The mystical orientation of this poetry is intentional. Traherne might not look like a mystic with his Oxford education and his 17th century outfit, but mystics are just as possible in a London tea room as they are in the Egyptian desert. In fact we’d do best if we imagine Traherne at tea welcoming us into the room with him. “If you want,” Traherene gestures you over to sit across from him, “if you want you don’t have to remain where you are, as you are…” He holds up his hands as one by one the fingers begin to glow with the inner luminance of a newly born fire on the end of a candle stick “…if you want you can become all flame.”
– Colin Chan Redemer, Poetry Editor
by Thomas Traherne
But that which most I wonder at, which most
I did esteem my bliss, which most I boast,
And ever shall enjoy, is that within
I felt no stain, nor spot of sin.
No darkness then did overshade,
But all within was pure and bright,
No guilt did crush, nor fear invade

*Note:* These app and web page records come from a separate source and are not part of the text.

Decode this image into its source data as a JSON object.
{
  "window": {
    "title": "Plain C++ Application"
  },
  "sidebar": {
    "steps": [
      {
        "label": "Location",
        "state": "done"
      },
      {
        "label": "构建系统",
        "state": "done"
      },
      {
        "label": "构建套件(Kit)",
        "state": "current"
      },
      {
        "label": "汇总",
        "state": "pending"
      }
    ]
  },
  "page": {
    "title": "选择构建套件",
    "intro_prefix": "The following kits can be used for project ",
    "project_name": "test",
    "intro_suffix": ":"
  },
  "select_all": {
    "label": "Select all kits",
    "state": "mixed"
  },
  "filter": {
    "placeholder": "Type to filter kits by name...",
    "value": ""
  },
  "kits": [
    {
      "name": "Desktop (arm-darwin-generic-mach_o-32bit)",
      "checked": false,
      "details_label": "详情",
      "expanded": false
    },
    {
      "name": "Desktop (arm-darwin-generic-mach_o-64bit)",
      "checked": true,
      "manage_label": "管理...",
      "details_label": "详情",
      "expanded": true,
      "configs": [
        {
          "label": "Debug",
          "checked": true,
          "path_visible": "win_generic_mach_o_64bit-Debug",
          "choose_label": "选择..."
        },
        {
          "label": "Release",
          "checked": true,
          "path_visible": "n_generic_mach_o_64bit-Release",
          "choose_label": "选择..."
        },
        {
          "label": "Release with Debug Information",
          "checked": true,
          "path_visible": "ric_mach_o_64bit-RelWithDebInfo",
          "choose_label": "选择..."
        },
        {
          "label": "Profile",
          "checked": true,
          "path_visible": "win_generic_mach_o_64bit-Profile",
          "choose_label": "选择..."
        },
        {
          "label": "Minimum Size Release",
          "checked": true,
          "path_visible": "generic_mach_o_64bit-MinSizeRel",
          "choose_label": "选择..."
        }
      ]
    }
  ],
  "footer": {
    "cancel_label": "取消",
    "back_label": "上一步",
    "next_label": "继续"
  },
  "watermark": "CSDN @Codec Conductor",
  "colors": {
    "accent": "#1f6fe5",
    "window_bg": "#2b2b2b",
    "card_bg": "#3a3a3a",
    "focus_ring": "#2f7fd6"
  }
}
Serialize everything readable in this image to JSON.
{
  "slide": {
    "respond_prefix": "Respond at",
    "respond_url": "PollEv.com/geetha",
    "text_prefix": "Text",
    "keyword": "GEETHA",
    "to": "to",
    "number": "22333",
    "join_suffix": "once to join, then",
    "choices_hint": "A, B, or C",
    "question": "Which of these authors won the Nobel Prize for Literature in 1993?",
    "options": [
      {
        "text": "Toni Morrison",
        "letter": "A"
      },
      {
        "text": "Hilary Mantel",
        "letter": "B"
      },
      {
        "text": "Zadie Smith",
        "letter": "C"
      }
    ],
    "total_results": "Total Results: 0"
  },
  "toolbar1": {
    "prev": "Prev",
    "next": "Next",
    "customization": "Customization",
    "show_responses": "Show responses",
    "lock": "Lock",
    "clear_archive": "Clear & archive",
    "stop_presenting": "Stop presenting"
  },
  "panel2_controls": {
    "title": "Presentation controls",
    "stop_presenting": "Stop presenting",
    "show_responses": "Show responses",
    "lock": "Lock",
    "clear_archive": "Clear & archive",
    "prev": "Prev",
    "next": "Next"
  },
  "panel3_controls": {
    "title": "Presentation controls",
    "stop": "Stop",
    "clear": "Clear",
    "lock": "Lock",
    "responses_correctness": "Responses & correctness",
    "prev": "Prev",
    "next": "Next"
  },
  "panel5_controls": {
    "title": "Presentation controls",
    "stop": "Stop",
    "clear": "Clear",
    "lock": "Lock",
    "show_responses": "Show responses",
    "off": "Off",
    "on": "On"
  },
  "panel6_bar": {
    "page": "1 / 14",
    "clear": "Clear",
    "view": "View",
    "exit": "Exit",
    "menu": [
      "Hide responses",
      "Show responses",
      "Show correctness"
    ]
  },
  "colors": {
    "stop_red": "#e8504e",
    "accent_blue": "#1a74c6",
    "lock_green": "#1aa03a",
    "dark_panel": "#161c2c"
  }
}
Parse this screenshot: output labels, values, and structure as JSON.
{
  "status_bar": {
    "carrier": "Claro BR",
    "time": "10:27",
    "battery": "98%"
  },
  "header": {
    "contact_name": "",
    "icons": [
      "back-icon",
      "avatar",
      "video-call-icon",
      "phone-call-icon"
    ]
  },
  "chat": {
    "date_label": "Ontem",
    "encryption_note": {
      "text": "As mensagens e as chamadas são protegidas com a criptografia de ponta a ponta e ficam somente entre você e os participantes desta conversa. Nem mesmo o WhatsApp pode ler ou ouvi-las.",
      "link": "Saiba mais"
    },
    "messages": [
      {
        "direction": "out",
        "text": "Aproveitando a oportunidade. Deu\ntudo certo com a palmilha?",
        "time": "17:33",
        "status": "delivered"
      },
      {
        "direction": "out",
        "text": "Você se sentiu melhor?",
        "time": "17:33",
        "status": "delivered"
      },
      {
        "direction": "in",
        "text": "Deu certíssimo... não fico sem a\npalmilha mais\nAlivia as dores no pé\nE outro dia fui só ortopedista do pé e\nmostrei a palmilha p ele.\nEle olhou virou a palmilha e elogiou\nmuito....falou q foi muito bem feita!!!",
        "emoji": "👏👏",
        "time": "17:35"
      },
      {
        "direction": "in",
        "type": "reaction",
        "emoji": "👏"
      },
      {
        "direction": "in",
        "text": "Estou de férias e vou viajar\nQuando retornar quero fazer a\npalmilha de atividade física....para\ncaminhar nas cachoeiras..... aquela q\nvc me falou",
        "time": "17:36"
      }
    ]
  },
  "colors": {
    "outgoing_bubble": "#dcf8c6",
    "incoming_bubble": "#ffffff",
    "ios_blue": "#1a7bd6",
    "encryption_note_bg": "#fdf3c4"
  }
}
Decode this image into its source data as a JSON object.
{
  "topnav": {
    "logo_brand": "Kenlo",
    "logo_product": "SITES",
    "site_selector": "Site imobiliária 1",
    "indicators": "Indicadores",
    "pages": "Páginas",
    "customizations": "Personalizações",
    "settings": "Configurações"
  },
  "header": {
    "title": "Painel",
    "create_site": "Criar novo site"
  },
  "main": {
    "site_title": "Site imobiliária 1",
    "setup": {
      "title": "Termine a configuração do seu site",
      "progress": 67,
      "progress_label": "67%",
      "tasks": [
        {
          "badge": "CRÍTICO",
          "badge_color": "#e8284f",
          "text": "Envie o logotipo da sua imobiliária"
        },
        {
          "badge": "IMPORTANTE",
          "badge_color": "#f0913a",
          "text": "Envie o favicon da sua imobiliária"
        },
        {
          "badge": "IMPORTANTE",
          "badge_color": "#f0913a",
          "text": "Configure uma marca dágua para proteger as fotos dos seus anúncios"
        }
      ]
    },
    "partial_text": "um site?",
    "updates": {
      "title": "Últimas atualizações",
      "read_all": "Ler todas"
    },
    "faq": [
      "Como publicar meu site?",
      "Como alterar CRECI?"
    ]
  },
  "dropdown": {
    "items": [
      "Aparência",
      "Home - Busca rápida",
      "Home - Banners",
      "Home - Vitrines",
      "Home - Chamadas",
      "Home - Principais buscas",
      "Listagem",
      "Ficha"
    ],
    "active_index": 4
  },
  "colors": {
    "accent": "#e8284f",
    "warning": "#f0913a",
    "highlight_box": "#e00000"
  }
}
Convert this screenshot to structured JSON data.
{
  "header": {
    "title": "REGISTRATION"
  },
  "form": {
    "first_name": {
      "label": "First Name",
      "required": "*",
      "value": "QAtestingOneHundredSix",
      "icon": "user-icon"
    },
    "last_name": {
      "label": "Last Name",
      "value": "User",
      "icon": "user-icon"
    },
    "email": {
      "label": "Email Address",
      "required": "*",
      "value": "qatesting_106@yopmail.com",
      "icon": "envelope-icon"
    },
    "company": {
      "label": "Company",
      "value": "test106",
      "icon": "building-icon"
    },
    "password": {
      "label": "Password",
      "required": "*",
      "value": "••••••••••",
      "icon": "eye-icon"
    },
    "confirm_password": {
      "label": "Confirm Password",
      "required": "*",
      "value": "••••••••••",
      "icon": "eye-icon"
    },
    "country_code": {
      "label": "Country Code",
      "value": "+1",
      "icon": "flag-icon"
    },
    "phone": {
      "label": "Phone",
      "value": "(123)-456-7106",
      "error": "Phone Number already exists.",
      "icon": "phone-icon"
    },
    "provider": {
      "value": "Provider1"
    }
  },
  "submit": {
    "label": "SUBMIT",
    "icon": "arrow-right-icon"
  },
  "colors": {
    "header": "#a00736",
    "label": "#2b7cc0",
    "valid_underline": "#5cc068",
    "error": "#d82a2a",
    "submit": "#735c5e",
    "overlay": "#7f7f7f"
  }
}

But all my soul was full of light.
A joyful sense and purity
Is all I can remember;
The very night to me was bright,
’Twas summer in December.
A serious meditation did employ
My soul within, which taken up with joy
Did seem no outward thing to note, but fly
All objects that do feed the eye.
While it those very objects did
Admire, and prize, and praise, and love,
Which in their glory most are hid,
Which presence only doth remove.
Their constant daily presence I
Rejoicing at, did see;
And that which takes them from the eye
Of others, offer’d them to me.
No inward inclination did I feel
To avarice or pride: my soul did kneel
In admiration all the day. No lust, nor strife,
Polluted then my infant life.
No fraud nor anger in me mov’d,
No malice, jealousy, or spite;
All that I saw I truly lov’d.
Contentment only and delight
Were in my soul. O Heav’n! what bliss
Did I enjoy and feel!
What powerful delight did this
Inspire! for this I daily kneel.
Whether it be that nature is so pure,
And custom only vicious; or that sure
God did by miracle the guilt remove,
And make my soul to feel his love
So early: or that ’twas one day,
Wherein this happiness I found;
Whose strength and brightness so do ray,
That still it seems me to surround;
What ere it is, it is a light
So endless unto me
That I a world of true delight
Did then and to this day do see.
That prospect was the gate of Heav’n, that day
The ancient light of Eden did convey
Into my soul: I was an Adam there
A little Adam in a sphere
Of joys! O there my ravish’d sense
Was entertain’d in Paradise,
And had a sight of innocence
Which was beyond all bound and price.
An antepast of Heaven sure!
I on the earth did reign;
Within, without me, all was pure;
I must become a child again.